━━━━━ INPUT ━━━━━
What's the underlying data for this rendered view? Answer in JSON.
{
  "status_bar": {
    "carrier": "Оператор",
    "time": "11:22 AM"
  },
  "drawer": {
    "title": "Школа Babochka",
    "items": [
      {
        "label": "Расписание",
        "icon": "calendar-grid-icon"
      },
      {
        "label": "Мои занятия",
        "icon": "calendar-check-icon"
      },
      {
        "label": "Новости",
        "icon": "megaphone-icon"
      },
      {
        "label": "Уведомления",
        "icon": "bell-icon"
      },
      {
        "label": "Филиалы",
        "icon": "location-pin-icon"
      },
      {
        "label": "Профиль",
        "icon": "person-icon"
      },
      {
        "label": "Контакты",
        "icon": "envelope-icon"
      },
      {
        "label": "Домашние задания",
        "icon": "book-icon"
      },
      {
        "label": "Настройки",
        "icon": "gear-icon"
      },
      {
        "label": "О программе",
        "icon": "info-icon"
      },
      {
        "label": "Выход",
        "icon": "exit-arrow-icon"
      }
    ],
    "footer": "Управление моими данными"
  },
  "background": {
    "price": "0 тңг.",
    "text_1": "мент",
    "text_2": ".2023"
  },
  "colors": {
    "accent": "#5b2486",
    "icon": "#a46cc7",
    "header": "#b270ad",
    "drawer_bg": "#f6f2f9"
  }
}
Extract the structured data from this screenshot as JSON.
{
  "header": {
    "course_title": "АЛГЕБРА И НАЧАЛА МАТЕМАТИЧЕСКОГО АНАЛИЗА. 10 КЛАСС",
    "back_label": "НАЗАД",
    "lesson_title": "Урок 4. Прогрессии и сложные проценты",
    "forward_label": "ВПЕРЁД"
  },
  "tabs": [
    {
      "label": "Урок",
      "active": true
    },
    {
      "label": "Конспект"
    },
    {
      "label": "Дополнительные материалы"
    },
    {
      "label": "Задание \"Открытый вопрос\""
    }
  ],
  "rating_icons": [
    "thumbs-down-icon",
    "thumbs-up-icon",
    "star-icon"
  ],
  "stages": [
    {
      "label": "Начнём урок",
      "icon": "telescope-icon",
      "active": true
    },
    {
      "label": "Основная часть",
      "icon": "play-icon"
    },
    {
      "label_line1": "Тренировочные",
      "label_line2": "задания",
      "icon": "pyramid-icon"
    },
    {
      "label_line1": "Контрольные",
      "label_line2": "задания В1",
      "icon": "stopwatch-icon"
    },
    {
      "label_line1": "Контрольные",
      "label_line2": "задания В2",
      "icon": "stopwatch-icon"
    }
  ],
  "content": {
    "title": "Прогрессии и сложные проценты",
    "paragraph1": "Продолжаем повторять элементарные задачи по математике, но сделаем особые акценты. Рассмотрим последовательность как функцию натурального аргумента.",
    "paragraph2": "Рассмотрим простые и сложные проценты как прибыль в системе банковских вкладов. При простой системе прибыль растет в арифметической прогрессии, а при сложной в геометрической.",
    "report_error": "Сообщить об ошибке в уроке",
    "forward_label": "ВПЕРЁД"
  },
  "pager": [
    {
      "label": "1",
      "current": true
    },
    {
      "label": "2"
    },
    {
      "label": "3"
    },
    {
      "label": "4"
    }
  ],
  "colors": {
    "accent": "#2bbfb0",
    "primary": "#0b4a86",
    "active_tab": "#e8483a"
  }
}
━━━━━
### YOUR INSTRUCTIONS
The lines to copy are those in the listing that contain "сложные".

### TASK RESULT
    "lesson_title": "Урок 4. Прогрессии и сложные проценты",
    "title": "Прогрессии и сложные проценты",
    "paragraph2": "Рассмотрим простые и сложные проценты как прибыль в системе банковских вкладов. При простой системе прибыль растет в арифметической прогрессии, а при сложной в геометрической.",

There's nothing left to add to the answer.